Morgan (23:00–24:26): That’s a very generous question. Thank you. I’m very excited to learn more about UCI, my colleagues here, and the students here. I’m excited to teach and develop a few courses under my belt. It’s always been an exciting prospect to me to develop my own ideas in conversations with others. Both horizontally in terms of colleagues, but also in terms of teaching and working with students. So I’m thinking of the teaching portion. Then I think in terms of research, thinking a little deeper about the dissertation that I’ve been working on for the last few years is something that I’m really looking forward to and thinking about those questions, again in conversation with folks here at UCI, something I’m looking forward to. Then I think in the sort of what feels like very far future, when we are all grey, would be a project that actually incorporates actual photography, me producing photography and finding some way to incorporate that into what is right now still a predominantly a critical literary critic project.
Larsen (24:26–24:28): Sounds amazing.
Charles (24:28–24:36): Thank you for sharing that with us and thank you for taking the time out of your day to speak with us, come on “The Welcome Table.” We’re so excited to have you at UCI.
Morgan (24:36–24:55): Thank you for the invitation and it’s great to be here.
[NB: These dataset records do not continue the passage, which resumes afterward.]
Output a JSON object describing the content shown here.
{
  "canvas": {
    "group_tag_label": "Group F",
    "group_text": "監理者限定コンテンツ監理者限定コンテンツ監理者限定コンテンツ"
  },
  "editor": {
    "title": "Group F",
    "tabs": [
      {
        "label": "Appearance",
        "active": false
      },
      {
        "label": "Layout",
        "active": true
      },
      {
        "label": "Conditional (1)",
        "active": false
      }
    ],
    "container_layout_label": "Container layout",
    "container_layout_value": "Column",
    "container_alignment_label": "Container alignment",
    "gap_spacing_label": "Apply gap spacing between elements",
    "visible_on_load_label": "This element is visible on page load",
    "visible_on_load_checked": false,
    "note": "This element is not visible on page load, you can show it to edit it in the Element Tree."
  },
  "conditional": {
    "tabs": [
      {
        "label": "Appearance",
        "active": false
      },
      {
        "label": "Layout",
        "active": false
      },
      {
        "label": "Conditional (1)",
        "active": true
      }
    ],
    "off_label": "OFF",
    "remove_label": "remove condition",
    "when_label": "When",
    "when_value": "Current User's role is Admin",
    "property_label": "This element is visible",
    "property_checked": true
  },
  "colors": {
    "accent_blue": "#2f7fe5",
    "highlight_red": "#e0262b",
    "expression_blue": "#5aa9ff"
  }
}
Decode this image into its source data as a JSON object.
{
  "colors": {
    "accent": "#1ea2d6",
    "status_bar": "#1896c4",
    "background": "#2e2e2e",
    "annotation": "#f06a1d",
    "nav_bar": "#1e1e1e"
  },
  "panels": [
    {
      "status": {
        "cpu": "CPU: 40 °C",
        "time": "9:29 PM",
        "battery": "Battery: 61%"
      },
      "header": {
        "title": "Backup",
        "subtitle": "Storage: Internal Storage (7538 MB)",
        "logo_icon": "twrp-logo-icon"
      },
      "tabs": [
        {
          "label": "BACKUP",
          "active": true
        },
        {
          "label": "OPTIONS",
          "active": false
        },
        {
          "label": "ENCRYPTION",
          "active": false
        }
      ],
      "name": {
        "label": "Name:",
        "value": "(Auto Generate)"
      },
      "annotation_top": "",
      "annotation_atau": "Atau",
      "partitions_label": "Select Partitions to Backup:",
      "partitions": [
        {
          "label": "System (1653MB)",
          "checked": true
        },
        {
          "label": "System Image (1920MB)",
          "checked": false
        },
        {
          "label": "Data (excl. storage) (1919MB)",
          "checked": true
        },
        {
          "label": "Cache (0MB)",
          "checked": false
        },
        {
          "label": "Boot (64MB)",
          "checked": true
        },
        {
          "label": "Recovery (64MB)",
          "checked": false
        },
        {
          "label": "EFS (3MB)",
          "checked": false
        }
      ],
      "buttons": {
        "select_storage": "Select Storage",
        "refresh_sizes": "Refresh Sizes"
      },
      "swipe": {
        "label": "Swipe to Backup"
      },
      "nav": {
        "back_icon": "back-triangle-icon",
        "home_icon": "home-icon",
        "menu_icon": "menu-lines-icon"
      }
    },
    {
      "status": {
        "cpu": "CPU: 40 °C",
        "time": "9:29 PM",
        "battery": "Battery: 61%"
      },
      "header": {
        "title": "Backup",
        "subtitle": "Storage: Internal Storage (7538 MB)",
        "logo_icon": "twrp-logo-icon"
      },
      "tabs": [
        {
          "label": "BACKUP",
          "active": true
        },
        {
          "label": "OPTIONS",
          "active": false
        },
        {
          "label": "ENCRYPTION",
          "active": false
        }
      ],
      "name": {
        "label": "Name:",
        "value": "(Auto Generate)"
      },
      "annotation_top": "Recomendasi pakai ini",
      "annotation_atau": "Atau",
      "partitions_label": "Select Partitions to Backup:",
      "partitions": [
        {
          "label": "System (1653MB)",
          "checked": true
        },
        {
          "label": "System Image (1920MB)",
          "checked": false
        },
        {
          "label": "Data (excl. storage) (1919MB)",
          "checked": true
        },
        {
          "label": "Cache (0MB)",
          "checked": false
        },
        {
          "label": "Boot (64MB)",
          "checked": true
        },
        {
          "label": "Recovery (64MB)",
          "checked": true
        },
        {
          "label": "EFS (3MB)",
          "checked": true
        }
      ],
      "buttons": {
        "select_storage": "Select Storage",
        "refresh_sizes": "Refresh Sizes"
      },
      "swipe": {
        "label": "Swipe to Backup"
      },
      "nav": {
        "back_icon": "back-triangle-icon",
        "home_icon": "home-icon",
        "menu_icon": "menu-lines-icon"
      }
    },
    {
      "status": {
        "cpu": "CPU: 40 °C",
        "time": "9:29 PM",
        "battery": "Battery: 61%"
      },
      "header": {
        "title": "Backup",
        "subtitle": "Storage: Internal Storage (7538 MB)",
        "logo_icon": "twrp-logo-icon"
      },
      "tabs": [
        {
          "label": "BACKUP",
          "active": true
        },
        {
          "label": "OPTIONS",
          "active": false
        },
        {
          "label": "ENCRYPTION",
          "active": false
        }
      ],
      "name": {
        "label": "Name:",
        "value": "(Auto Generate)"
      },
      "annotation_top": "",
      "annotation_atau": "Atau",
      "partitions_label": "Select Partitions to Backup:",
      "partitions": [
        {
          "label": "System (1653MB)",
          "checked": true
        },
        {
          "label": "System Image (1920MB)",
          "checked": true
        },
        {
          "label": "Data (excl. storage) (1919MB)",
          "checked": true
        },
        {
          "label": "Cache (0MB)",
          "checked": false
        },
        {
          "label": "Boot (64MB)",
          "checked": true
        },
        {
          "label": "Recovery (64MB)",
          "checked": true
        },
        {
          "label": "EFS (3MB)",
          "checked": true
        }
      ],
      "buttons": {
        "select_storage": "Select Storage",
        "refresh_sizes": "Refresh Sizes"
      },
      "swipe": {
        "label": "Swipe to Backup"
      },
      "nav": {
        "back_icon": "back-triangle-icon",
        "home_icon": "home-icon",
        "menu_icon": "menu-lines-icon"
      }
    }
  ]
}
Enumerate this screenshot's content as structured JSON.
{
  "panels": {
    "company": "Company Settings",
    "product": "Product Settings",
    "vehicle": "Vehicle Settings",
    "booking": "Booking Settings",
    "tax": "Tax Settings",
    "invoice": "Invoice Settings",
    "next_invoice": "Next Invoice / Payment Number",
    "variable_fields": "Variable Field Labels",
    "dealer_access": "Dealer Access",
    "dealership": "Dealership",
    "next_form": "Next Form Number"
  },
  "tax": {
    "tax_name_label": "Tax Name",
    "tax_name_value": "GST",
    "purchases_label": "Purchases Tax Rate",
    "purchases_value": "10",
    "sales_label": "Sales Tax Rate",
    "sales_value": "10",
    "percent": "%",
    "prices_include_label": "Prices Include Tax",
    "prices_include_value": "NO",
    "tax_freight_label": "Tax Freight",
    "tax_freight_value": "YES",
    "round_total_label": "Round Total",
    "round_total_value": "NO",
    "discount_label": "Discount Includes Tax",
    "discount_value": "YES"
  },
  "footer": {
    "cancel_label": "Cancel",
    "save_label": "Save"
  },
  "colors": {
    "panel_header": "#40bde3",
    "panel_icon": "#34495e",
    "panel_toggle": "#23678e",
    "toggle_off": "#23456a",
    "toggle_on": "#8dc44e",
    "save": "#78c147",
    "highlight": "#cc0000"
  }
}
Thank you guys for taking the time. It’s such an easy process, so thank you for doing the work as well. I would say that I will see you guys on campus, but I don’t know if that’s gonna happen.
Charles (24:55–24:57): We will try to do virtually.
Morgan (24:57–24:59): Yeah, yeah.
Larsen(25:03–25:05): Well, that was super inspirational.
Charles (25:05–25:08): Very much so I enjoyed that a lot.
Larsen(25:08–25:16): Thank you guys all for watching this episode of “The Welcome Table.” And thank you again to Professor Cole Morgan. This has been Tatum —
Charles (25:16–25:17): And Sydney.
Larsen (25:17–25:19): And we will catch you guys next week.